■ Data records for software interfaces
.....
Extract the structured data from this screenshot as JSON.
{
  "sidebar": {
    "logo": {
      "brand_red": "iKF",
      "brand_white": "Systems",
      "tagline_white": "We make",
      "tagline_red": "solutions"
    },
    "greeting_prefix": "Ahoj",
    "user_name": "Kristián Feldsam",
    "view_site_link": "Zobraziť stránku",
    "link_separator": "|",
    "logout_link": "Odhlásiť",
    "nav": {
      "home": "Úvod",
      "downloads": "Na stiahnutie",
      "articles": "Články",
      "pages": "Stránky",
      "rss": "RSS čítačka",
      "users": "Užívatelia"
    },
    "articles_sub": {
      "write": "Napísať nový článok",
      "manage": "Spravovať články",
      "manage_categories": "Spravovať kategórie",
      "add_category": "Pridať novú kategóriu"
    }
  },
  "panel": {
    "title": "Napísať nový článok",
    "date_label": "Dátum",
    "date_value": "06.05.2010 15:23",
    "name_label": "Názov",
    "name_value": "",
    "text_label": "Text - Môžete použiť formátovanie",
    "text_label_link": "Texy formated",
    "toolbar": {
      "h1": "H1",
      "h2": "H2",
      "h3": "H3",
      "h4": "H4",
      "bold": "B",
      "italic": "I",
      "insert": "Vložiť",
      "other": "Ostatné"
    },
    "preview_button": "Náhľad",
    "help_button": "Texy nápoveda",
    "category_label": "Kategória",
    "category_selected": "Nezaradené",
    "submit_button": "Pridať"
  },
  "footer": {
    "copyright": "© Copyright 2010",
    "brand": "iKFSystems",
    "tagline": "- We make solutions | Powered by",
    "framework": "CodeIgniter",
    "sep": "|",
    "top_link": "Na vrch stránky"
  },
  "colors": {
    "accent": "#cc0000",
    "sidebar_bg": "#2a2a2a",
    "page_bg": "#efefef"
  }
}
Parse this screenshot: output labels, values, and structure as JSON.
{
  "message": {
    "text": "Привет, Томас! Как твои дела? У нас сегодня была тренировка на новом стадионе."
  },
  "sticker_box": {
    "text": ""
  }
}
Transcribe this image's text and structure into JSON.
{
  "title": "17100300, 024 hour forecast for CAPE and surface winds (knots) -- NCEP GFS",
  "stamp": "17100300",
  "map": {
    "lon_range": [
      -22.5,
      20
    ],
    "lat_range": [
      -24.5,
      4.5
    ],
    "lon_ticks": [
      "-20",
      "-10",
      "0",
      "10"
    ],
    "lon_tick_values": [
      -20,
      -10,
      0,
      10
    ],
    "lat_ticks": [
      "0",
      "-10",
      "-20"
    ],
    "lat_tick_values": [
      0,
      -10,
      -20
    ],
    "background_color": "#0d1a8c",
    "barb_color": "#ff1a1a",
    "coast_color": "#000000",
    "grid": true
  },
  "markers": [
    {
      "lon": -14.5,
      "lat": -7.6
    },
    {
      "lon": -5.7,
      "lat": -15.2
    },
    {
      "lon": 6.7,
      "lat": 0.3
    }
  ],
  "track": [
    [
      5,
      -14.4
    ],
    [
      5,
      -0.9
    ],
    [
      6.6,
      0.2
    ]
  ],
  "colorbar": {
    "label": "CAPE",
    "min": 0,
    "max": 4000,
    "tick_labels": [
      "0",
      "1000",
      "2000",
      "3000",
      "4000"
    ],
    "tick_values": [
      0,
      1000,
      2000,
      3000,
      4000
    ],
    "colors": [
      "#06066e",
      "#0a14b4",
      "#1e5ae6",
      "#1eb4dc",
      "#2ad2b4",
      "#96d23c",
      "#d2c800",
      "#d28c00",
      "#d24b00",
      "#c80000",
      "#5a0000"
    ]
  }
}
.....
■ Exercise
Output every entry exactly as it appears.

■ Response for this exercise
Extract the structured data from this screenshot as JSON.
{
  "sidebar": {
    "logo": {
      "brand_red": "iKF",
      "brand_white": "Systems",
      "tagline_white": "We make",
      "tagline_red": "solutions"
    },
    "greeting_prefix": "Ahoj",
    "user_name": "Kristián Feldsam",
    "view_site_link": "Zobraziť stránku",
    "link_separator": "|",
    "logout_link": "Odhlásiť",
    "nav": {
      "home": "Úvod",
      "downloads": "Na stiahnutie",
      "articles": "Články",
      "pages": "Stránky",
      "rss": "RSS čítačka",
      "users": "Užívatelia"
    },
    "articles_sub": {
      "write": "Napísať nový článok",
      "manage": "Spravovať články",
      "manage_categories": "Spravovať kategórie",
      "add_category": "Pridať novú kategóriu"
    }
  },
  "panel": {
    "title": "Napísať nový článok",
    "date_label": "Dátum",
    "date_value": "06.05.2010 15:23",
    "name_label": "Názov",
    "name_value": "",
    "text_label": "Text - Môžete použiť formátovanie",
    "text_label_link": "Texy formated",
    "toolbar": {
      "h1": "H1",
      "h2": "H2",
      "h3": "H3",
      "h4": "H4",
      "bold": "B",
      "italic": "I",
      "insert": "Vložiť",
      "other": "Ostatné"
    },
    "preview_button": "Náhľad",
    "help_button": "Texy nápoveda",
    "category_label": "Kategória",
    "category_selected": "Nezaradené",
    "submit_button": "Pridať"
  },
  "footer": {
    "copyright": "© Copyright 2010",
    "brand": "iKFSystems",
    "tagline": "- We make solutions | Powered by",
    "framework": "CodeIgniter",
    "sep": "|",
    "top_link": "Na vrch stránky"
  },
  "colors": {
    "accent": "#cc0000",
    "sidebar_bg": "#2a2a2a",
    "page_bg": "#efefef"
  }
}
Parse this screenshot: output labels, values, and structure as JSON.
{
  "message": {
    "text": "Привет, Томас! Как твои дела? У нас сегодня была тренировка на новом стадионе."
  },
  "sticker_box": {
    "text": ""
  }
}
Transcribe this image's text and structure into JSON.
{
  "title": "17100300, 024 hour forecast for CAPE and surface winds (knots) -- NCEP GFS",
  "stamp": "17100300",
  "map": {
    "lon_range": [
      -22.5,
      20
    ],
    "lat_range": [
      -24.5,
      4.5
    ],
    "lon_ticks": [
      "-20",
      "-10",
      "0",
      "10"
    ],
    "lon_tick_values": [
      -20,
      -10,
      0,
      10
    ],
    "lat_ticks": [
      "0",
      "-10",
      "-20"
    ],
    "lat_tick_values": [
      0,
      -10,
      -20
    ],
    "background_color": "#0d1a8c",
    "barb_color": "#ff1a1a",
    "coast_color": "#000000",
    "grid": true
  },
  "markers": [
    {
      "lon": -14.5,
      "lat": -7.6
    },
    {
      "lon": -5.7,
      "lat": -15.2
    },
    {
      "lon": 6.7,
      "lat": 0.3
    }
  ],
  "track": [
    [
      5,
      -14.4
    ],
    [
      5,
      -0.9
    ],
    [
      6.6,
      0.2
    ]
  ],
  "colorbar": {
    "label": "CAPE",
    "min": 0,
    "max": 4000,
    "tick_labels": [
      "0",
      "1000",
      "2000",
      "3000",
      "4000"
    ],
    "tick_values": [
      0,
      1000,
      2000,
      3000,
      4000
    ],
    "colors": [
      "#06066e",
      "#0a14b4",
      "#1e5ae6",
      "#1eb4dc",
      "#2ad2b4",
      "#96d23c",
      "#d2c800",
      "#d28c00",
      "#d24b00",
      "#c80000",
      "#5a0000"
    ]
  }
}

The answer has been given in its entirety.